If possible the pensioner should also provide other financial documentation, such as income tax returns for the pensioner or the relative, workers compensation records and receipts for capital expenditure.
Verifying past contributions to a farm, including periods of unpaid employment can be difficult where claims are backdated for many years. Delegates should aim at arriving at a forgone wage/contribution figure which fairly recognises the extent and likelihood of unpaid farm employment and other contributions made by the relative, having regard to the intent of the policy. The estimate reached should be reasonable and defendable, based on information provided by the family and through other sources.
Statutory declarations may be required for the claim
The pensioner and close relative must provide statutory declarations when claiming past contributions if:

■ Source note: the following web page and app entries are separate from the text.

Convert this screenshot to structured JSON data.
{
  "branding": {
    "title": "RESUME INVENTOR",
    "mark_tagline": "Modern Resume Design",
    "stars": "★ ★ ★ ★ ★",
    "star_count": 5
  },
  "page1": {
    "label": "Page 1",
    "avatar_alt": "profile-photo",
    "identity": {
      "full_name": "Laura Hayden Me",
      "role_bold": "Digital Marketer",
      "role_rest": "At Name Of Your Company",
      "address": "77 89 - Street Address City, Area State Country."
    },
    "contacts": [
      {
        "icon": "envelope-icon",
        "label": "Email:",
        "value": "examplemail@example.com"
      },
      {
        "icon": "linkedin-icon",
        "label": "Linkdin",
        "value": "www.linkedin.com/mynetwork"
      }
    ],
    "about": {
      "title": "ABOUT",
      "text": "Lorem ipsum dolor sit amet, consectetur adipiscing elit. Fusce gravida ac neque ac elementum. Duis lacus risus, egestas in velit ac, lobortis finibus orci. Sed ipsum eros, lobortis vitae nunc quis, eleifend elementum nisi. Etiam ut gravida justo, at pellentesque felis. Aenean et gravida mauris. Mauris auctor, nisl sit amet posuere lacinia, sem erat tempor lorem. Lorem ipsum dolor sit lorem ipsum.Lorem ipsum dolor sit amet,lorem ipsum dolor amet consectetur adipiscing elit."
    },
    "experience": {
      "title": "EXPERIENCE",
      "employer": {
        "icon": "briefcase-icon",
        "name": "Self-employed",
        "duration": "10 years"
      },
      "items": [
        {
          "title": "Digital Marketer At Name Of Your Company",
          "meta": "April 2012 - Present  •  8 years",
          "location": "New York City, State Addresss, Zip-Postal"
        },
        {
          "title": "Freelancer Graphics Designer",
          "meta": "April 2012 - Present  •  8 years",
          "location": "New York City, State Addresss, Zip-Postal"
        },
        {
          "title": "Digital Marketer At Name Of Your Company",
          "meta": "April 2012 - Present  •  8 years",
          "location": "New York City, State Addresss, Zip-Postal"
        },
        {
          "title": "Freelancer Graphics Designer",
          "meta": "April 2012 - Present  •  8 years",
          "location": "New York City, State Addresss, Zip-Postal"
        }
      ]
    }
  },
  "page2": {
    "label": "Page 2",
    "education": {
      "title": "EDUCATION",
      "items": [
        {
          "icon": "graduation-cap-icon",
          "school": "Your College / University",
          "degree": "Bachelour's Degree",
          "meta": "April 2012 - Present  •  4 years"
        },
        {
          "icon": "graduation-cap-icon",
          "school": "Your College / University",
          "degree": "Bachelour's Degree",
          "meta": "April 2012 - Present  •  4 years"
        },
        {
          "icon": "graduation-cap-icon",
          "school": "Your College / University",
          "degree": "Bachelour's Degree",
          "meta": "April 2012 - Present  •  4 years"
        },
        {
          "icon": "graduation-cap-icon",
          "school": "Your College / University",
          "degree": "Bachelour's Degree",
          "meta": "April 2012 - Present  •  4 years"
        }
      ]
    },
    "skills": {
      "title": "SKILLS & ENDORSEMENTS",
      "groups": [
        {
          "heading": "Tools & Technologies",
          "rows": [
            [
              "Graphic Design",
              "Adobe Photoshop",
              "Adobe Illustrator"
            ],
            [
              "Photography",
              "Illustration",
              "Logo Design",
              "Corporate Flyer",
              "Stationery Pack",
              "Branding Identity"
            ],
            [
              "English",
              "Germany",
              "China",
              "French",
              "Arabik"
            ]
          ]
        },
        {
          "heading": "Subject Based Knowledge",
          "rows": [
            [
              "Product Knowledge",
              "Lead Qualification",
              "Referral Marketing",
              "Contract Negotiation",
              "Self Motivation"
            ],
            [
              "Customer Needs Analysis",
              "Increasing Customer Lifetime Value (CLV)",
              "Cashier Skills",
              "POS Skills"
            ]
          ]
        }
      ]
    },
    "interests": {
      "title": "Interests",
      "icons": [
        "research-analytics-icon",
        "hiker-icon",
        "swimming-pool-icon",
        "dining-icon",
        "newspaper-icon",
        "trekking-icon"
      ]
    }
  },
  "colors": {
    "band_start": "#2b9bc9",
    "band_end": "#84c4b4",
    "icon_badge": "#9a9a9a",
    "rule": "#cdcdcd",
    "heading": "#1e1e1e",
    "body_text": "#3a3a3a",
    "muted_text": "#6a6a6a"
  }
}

- there is reason to doubt their statements, and
- other documentation is unavailable.
Verifying and recording property value
The value of the disposed farm, home or real estate must be recorded, even if it has no effect on their pensioner's current entitlement as the value of several disposed of assets may exceed the $10,000/$30,000 limits. It may be necessary to obtain a valuation for the deprived asset from a qualified valuation service provider. Deemed income on the disposed asset may affect payment under the income test.More ?
Assessment of the principal home when included in the transfer of the farm
When transferred with the farm, the value of the income support recipient's principal home and adjacent land is not included in the forgone wages calculation.
Granny flat provisions do reduce the effect of the deprivation (gifting) rules where income support recipients transfer their principal home to family members in return for a life interest or right to accommodation for life.
For adequate financial consideration to be received when disposing of an asset, a person must receive value in the form of money or assets. Adequate financial consideration can be accepted when the amounts received reasonably equate to the market value of the asset. It may be necessary to obtain a valuation from a property valuation service provider.
When disposing of income, in order for adequate financial consideration to be received, the person must receive money, goods or services which approximate in value to the rate of disposed income. If a person disposes of an income producing asset and receives adequate financial consideration in money or money's worth for the asset, then it can be accepted that they have received adequate financial consideration for the disposal of both the income and the asset.
According to subsection 5P(1) of the VEA, a farm means any land that is used:
- For the purposes of a farm enterprise; or
- In connection with a farm enterprise.
In relation to deprivation related to farm transfers, past contributions of a person or their partner means:
- wages forgone while working on the farm,
- contributions made to improve the farm,
- purchase of livestock or equipment, or
- unpaid care of the pensioner.
Valuable consideration is defined as receipts not in money form but capable of being valued in money terms.
A deprived asset is an asset:
- that has been disposed of for less than its value (that is, adequate financial consideration has not been received), and
- the value of which is included in the value of the person's assets for the purpose of determining that person's rate of pension.